_WHAT IS BEING ASKED_
Please repeat the records beneath this task exactly as they appear, but skip the images.

[[ MATERIAL PROVIDED open ]]

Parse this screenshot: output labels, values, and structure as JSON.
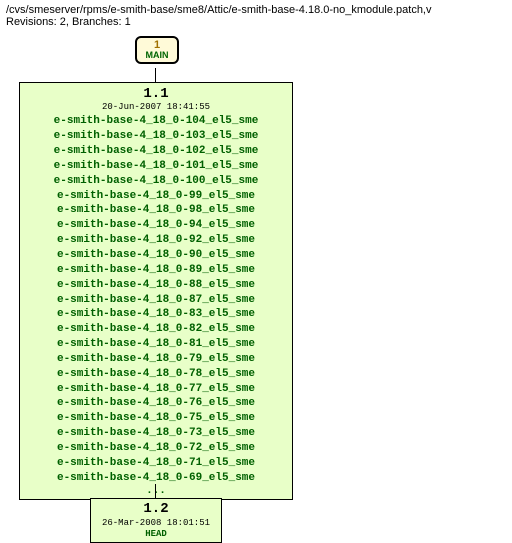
{
  "header": {
    "path": "/cvs/smeserver/rpms/e-smith-base/sme8/Attic/e-smith-base-4.18.0-no_kmodule.patch,v",
    "rev_line": "Revisions: 2, Branches: 1"
  },
  "main_branch": {
    "num": "1",
    "label": "MAIN"
  },
  "rev1": {
    "title": "1.1",
    "date": "20-Jun-2007 18:41:55",
    "tags": [
      "e-smith-base-4_18_0-104_el5_sme",
      "e-smith-base-4_18_0-103_el5_sme",
      "e-smith-base-4_18_0-102_el5_sme",
      "e-smith-base-4_18_0-101_el5_sme",
      "e-smith-base-4_18_0-100_el5_sme",
      "e-smith-base-4_18_0-99_el5_sme",
      "e-smith-base-4_18_0-98_el5_sme",
      "e-smith-base-4_18_0-94_el5_sme",
      "e-smith-base-4_18_0-92_el5_sme",
      "e-smith-base-4_18_0-90_el5_sme",
      "e-smith-base-4_18_0-89_el5_sme",
      "e-smith-base-4_18_0-88_el5_sme",
      "e-smith-base-4_18_0-87_el5_sme",
      "e-smith-base-4_18_0-83_el5_sme",
      "e-smith-base-4_18_0-82_el5_sme",
      "e-smith-base-4_18_0-81_el5_sme",
      "e-smith-base-4_18_0-79_el5_sme",
      "e-smith-base-4_18_0-78_el5_sme",
      "e-smith-base-4_18_0-77_el5_sme",
      "e-smith-base-4_18_0-76_el5_sme",
      "e-smith-base-4_18_0-75_el5_sme",
      "e-smith-base-4_18_0-73_el5_sme",
      "e-smith-base-4_18_0-72_el5_sme",
      "e-smith-base-4_18_0-71_el5_sme",
      "e-smith-base-4_18_0-69_el5_sme"
    ],
    "ellipsis": "..."
  },
  "rev2": {
    "title": "1.2",
    "date": "26-Mar-2008 18:01:51",
    "head": "HEAD"
  }
}
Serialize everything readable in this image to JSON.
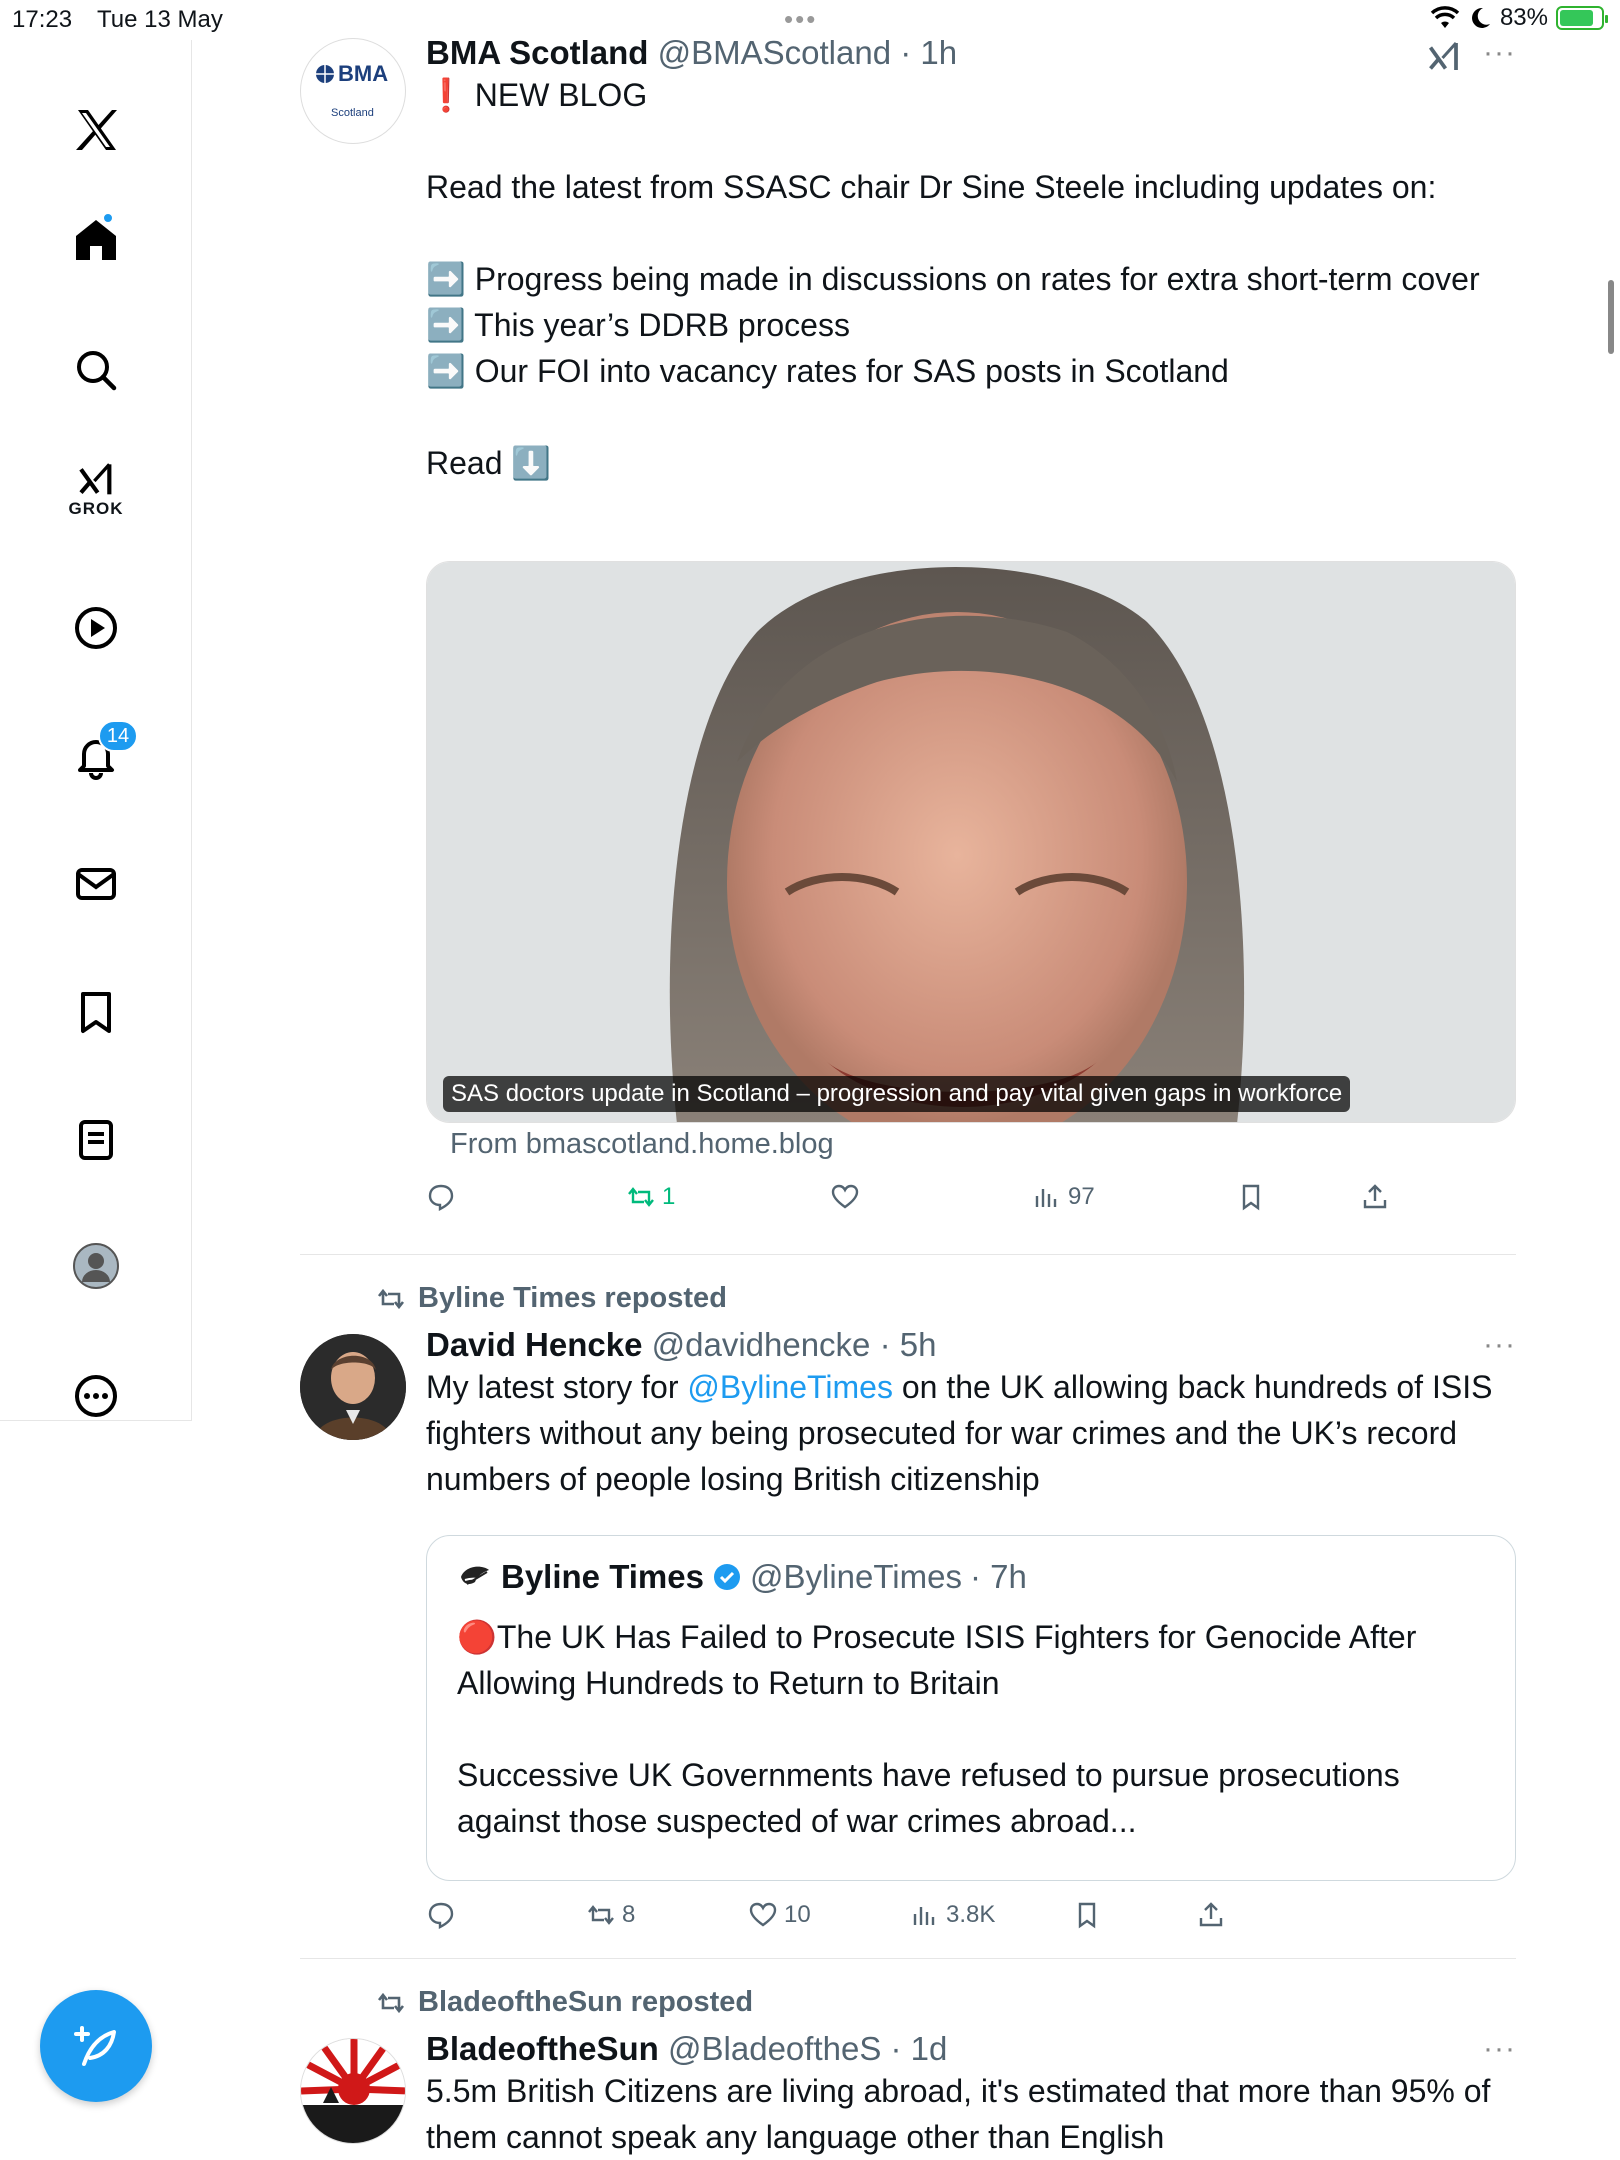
{
  "status_bar": {
    "time": "17:23",
    "date": "Tue 13 May",
    "battery": "83%",
    "battery_level": 0.83
  },
  "sidebar": {
    "grok_label": "GROK",
    "notifications_count": "14",
    "items": [
      "home",
      "explore",
      "grok",
      "videos",
      "notifications",
      "messages",
      "bookmarks",
      "lists",
      "profile",
      "more"
    ]
  },
  "tweets": [
    {
      "name": "BMA Scotland",
      "handle": "@BMAScotland",
      "time": "· 1h",
      "avatar_text": "BMA",
      "avatar_subtext": "Scotland",
      "text": "❗ NEW BLOG\n\nRead the latest from SSASC chair Dr Sine Steele including updates on:\n\n➡️ Progress being made in discussions on rates for extra short-term cover\n➡️ This year’s DDRB process\n➡️ Our FOI into vacancy rates for SAS posts in Scotland\n\nRead ⬇️",
      "card_caption": "SAS doctors update in Scotland – progression and pay vital given gaps in workforce",
      "card_source": "From bmascotland.home.blog",
      "retweets": "1",
      "views": "97"
    },
    {
      "reposted_by": "Byline Times reposted",
      "name": "David Hencke",
      "handle": "@davidhencke",
      "time": "· 5h",
      "text_before": "My latest story for ",
      "mention": "@BylineTimes",
      "text_after": " on the UK allowing back hundreds of ISIS fighters without any being prosecuted for war crimes and the UK’s record numbers of people losing British citizenship",
      "quote": {
        "name": "Byline Times",
        "handle": "@BylineTimes",
        "time": "· 7h",
        "text": "🔴The UK Has Failed to Prosecute ISIS Fighters for Genocide After Allowing Hundreds to Return to Britain\n\nSuccessive UK Governments have refused to pursue prosecutions against those suspected of war crimes abroad..."
      },
      "retweets": "8",
      "likes": "10",
      "views": "3.8K"
    },
    {
      "reposted_by": "BladeoftheSun reposted",
      "name": "BladeoftheSun",
      "handle": "@BladeoftheS",
      "time": "· 1d",
      "text": "5.5m British Citizens are living abroad, it's estimated that more than 95% of them cannot speak any language other than English"
    }
  ],
  "colors": {
    "accent": "#1d9bf0",
    "retweet_green": "#00ba7c",
    "muted": "#536471"
  }
}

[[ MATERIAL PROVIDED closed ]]

_ANSWER BOX_
Parse this screenshot: output labels, values, and structure as JSON.
{
  "header": {
    "path": "/cvs/smeserver/rpms/e-smith-base/sme8/Attic/e-smith-base-4.18.0-no_kmodule.patch,v",
    "rev_line": "Revisions: 2, Branches: 1"
  },
  "main_branch": {
    "num": "1",
    "label": "MAIN"
  },
  "rev1": {
    "title": "1.1",
    "date": "20-Jun-2007 18:41:55",
    "tags": [
      "e-smith-base-4_18_0-104_el5_sme",
      "e-smith-base-4_18_0-103_el5_sme",
      "e-smith-base-4_18_0-102_el5_sme",
      "e-smith-base-4_18_0-101_el5_sme",
      "e-smith-base-4_18_0-100_el5_sme",
      "e-smith-base-4_18_0-99_el5_sme",
      "e-smith-base-4_18_0-98_el5_sme",
      "e-smith-base-4_18_0-94_el5_sme",
      "e-smith-base-4_18_0-92_el5_sme",
      "e-smith-base-4_18_0-90_el5_sme",
      "e-smith-base-4_18_0-89_el5_sme",
      "e-smith-base-4_18_0-88_el5_sme",
      "e-smith-base-4_18_0-87_el5_sme",
      "e-smith-base-4_18_0-83_el5_sme",
      "e-smith-base-4_18_0-82_el5_sme",
      "e-smith-base-4_18_0-81_el5_sme",
      "e-smith-base-4_18_0-79_el5_sme",
      "e-smith-base-4_18_0-78_el5_sme",
      "e-smith-base-4_18_0-77_el5_sme",
      "e-smith-base-4_18_0-76_el5_sme",
      "e-smith-base-4_18_0-75_el5_sme",
      "e-smith-base-4_18_0-73_el5_sme",
      "e-smith-base-4_18_0-72_el5_sme",
      "e-smith-base-4_18_0-71_el5_sme",
      "e-smith-base-4_18_0-69_el5_sme"
    ],
    "ellipsis": "..."
  },
  "rev2": {
    "title": "1.2",
    "date": "26-Mar-2008 18:01:51",
    "head": "HEAD"
  }
}
Serialize everything readable in this image to JSON.
{
  "status_bar": {
    "time": "17:23",
    "date": "Tue 13 May",
    "battery": "83%",
    "battery_level": 0.83
  },
  "sidebar": {
    "grok_label": "GROK",
    "notifications_count": "14",
    "items": [
      "home",
      "explore",
      "grok",
      "videos",
      "notifications",
      "messages",
      "bookmarks",
      "lists",
      "profile",
      "more"
    ]
  },
  "tweets": [
    {
      "name": "BMA Scotland",
      "handle": "@BMAScotland",
      "time": "· 1h",
      "avatar_text": "BMA",
      "avatar_subtext": "Scotland",
      "text": "❗ NEW BLOG\n\nRead the latest from SSASC chair Dr Sine Steele including updates on:\n\n➡️ Progress being made in discussions on rates for extra short-term cover\n➡️ This year’s DDRB process\n➡️ Our FOI into vacancy rates for SAS posts in Scotland\n\nRead ⬇️",
      "card_caption": "SAS doctors update in Scotland – progression and pay vital given gaps in workforce",
      "card_source": "From bmascotland.home.blog",
      "retweets": "1",
      "views": "97"
    },
    {
      "reposted_by": "Byline Times reposted",
      "name": "David Hencke",
      "handle": "@davidhencke",
      "time": "· 5h",
      "text_before": "My latest story for ",
      "mention": "@BylineTimes",
      "text_after": " on the UK allowing back hundreds of ISIS fighters without any being prosecuted for war crimes and the UK’s record numbers of people losing British citizenship",
      "quote": {
        "name": "Byline Times",
        "handle": "@BylineTimes",
        "time": "· 7h",
        "text": "🔴The UK Has Failed to Prosecute ISIS Fighters for Genocide After Allowing Hundreds to Return to Britain\n\nSuccessive UK Governments have refused to pursue prosecutions against those suspected of war crimes abroad..."
      },
      "retweets": "8",
      "likes": "10",
      "views": "3.8K"
    },
    {
      "reposted_by": "BladeoftheSun reposted",
      "name": "BladeoftheSun",
      "handle": "@BladeoftheS",
      "time": "· 1d",
      "text": "5.5m British Citizens are living abroad, it's estimated that more than 95% of them cannot speak any language other than English"
    }
  ],
  "colors": {
    "accent": "#1d9bf0",
    "retweet_green": "#00ba7c",
    "muted": "#536471"
  }
}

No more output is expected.